The Employment Tribunal Service has denied union claims that it will struggle to cope with the anticipated surge in equal pay cases as the deadline for local councils to implement deals approaches.
The service is currently dealing with an additional 17,000 equal pay cases but has only recruited an extra six staff at its Glasgow office to help manage the increased workload.
The Public and Commercial Services Union said tribunal staff were becoming angry about the growing pressure. “There is an increase in the workload, but they have not increased the number of staff. We’re already seeing services suffer,” a union official said.
But a spokeswoman from the Employment Tribunal Service told Personnel Today: “It’s nonsense that we cannot cope. It is certainly a big issue but we are sufficiently resourced to deal with it. Our chief executive is keeping staffing levels under review.”
Councils across the UK have until 31 March to set up new equality-proofed pay structures as part of the single-status agreement signed 10 years ago. Local Government Employers, the umbrella group for council pay negotiations, estimates that the cost of equality cases could reach as much as £5bn in the next few years.

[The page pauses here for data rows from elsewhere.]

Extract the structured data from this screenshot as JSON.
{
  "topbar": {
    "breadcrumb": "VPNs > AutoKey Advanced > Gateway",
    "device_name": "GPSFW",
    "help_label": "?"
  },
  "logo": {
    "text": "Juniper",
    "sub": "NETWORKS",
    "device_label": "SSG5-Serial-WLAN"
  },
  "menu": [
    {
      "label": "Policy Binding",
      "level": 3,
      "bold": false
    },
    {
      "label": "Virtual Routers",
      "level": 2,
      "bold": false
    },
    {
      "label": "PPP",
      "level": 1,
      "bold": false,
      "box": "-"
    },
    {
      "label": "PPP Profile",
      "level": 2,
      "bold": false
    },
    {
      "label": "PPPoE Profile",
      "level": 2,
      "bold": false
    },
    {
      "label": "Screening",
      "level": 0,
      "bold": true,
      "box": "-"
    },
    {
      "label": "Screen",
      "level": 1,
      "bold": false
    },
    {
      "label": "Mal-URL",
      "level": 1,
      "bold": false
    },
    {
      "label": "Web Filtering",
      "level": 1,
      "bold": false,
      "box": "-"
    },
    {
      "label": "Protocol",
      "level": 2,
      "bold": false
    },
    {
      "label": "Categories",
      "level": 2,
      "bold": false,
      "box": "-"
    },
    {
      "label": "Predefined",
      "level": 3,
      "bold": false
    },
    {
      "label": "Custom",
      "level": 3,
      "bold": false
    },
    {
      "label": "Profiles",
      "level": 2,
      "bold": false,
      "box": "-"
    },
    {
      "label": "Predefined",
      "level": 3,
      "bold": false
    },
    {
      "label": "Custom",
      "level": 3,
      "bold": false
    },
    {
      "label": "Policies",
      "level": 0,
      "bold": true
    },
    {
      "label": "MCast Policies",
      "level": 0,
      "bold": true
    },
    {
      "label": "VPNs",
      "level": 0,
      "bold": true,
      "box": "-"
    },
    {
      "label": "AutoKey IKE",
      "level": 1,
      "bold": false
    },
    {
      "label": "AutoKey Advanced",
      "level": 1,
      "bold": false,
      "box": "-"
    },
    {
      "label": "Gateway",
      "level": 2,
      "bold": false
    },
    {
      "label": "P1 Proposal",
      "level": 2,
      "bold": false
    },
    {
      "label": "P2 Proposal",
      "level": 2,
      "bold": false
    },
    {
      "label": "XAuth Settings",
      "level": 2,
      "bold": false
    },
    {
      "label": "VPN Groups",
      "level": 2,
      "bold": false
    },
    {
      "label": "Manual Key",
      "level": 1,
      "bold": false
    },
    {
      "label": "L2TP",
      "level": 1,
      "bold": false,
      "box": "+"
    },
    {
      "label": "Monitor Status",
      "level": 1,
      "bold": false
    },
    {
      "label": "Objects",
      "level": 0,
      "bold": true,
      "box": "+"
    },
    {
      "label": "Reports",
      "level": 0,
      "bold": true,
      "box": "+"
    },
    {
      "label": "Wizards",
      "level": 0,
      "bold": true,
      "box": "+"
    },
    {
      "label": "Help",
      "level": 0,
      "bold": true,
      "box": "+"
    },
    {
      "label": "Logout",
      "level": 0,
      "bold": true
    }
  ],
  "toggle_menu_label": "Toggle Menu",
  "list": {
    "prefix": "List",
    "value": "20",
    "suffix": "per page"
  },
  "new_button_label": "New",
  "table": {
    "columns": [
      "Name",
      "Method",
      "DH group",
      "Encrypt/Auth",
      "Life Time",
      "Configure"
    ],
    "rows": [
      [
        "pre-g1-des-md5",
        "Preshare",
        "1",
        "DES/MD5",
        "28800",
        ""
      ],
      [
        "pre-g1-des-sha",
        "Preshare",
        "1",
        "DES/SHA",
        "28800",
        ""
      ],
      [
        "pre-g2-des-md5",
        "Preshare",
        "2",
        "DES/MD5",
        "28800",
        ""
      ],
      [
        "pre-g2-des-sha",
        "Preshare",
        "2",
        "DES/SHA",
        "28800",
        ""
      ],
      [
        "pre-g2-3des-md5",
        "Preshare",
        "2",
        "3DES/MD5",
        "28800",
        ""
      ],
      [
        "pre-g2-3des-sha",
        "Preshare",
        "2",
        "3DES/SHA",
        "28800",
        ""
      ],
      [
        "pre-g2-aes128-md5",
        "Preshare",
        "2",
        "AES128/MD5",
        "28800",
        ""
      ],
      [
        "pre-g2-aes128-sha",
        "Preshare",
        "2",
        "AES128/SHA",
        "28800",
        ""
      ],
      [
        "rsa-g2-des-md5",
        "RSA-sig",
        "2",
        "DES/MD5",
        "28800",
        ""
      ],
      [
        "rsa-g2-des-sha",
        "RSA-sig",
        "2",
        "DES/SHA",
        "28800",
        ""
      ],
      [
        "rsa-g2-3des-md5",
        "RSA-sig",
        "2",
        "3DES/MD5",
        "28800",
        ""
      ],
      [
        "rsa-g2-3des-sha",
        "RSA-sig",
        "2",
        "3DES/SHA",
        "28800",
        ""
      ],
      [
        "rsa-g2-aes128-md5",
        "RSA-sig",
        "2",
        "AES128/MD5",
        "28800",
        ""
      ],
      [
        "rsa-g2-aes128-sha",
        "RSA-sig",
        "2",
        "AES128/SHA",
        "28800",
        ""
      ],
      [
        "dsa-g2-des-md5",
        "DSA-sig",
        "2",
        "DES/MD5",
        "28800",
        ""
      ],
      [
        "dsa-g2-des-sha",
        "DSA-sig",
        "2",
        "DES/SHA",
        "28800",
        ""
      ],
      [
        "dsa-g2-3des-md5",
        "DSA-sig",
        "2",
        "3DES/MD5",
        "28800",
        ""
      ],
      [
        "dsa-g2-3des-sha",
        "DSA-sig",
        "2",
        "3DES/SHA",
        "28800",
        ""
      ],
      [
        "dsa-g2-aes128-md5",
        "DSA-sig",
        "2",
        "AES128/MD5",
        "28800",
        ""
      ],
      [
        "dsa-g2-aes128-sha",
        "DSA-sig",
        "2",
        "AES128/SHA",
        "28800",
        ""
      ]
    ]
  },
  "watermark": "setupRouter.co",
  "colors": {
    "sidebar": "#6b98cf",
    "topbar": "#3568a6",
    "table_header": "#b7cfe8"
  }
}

Stephen Moir, reward specialist at the Public Sector People Managers’ Association, said the situation was likely to get worse as more cases are filed.
“[Councils] can definitely expect significantly more claims and it is going to become increasingly difficult to manage,” he said.
Councils facing equal pay claims are witnessing a snowball effect across the UK. “Many cases started in councils in the North East of England and it is now filtering south to other places, such as Humberside and the West Midlands,” Moir said.